Source records
-------

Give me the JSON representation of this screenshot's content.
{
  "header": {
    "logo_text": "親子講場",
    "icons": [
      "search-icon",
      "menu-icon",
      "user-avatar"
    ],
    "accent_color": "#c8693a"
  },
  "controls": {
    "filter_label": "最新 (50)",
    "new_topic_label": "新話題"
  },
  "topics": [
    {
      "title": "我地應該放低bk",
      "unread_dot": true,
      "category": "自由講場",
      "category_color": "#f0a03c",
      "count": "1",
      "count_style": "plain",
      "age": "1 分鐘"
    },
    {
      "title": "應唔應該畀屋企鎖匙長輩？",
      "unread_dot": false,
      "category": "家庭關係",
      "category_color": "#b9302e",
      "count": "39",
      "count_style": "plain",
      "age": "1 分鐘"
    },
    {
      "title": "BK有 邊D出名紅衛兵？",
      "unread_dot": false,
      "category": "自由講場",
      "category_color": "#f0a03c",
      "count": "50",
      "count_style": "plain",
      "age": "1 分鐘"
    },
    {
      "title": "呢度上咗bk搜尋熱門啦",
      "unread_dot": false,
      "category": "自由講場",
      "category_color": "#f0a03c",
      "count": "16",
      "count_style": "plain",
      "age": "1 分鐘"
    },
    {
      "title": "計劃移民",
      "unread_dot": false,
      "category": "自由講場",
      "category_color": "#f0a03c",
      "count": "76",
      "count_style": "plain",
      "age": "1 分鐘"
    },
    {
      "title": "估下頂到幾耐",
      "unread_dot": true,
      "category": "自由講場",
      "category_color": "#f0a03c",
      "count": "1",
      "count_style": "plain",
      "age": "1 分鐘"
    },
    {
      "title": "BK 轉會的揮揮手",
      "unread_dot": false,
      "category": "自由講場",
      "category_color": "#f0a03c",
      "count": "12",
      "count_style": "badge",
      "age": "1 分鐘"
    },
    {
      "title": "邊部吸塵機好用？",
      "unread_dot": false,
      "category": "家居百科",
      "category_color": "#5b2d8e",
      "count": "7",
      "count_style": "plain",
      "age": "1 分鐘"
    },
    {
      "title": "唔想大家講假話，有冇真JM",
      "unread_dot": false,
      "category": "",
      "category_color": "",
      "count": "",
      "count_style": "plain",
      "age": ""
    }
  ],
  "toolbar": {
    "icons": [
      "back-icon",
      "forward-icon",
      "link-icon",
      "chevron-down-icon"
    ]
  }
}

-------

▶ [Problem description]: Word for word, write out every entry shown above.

▶ [Answer to the exercise]:
Give me the JSON representation of this screenshot's content.
{
  "header": {
    "logo_text": "親子講場",
    "icons": [
      "search-icon",
      "menu-icon",
      "user-avatar"
    ],
    "accent_color": "#c8693a"
  },
  "controls": {
    "filter_label": "最新 (50)",
    "new_topic_label": "新話題"
  },
  "topics": [
    {
      "title": "我地應該放低bk",
      "unread_dot": true,
      "category": "自由講場",
      "category_color": "#f0a03c",
      "count": "1",
      "count_style": "plain",
      "age": "1 分鐘"
    },
    {
      "title": "應唔應該畀屋企鎖匙長輩？",
      "unread_dot": false,
      "category": "家庭關係",
      "category_color": "#b9302e",
      "count": "39",
      "count_style": "plain",
      "age": "1 分鐘"
    },
    {
      "title": "BK有 邊D出名紅衛兵？",
      "unread_dot": false,
      "category": "自由講場",
      "category_color": "#f0a03c",
      "count": "50",
      "count_style": "plain",
      "age": "1 分鐘"
    },
    {
      "title": "呢度上咗bk搜尋熱門啦",
      "unread_dot": false,
      "category": "自由講場",
      "category_color": "#f0a03c",
      "count": "16",
      "count_style": "plain",
      "age": "1 分鐘"
    },
    {
      "title": "計劃移民",
      "unread_dot": false,
      "category": "自由講場",
      "category_color": "#f0a03c",
      "count": "76",
      "count_style": "plain",
      "age": "1 分鐘"
    },
    {
      "title": "估下頂到幾耐",
      "unread_dot": true,
      "category": "自由講場",
      "category_color": "#f0a03c",
      "count": "1",
      "count_style": "plain",
      "age": "1 分鐘"
    },
    {
      "title": "BK 轉會的揮揮手",
      "unread_dot": false,
      "category": "自由講場",
      "category_color": "#f0a03c",
      "count": "12",
      "count_style": "badge",
      "age": "1 分鐘"
    },
    {
      "title": "邊部吸塵機好用？",
      "unread_dot": false,
      "category": "家居百科",
      "category_color": "#5b2d8e",
      "count": "7",
      "count_style": "plain",
      "age": "1 分鐘"
    },
    {
      "title": "唔想大家講假話，有冇真JM",
      "unread_dot": false,
      "category": "",
      "category_color": "",
      "count": "",
      "count_style": "plain",
      "age": ""
    }
  ],
  "toolbar": {
    "icons": [
      "back-icon",
      "forward-icon",
      "link-icon",
      "chevron-down-icon"
    ]
  }
}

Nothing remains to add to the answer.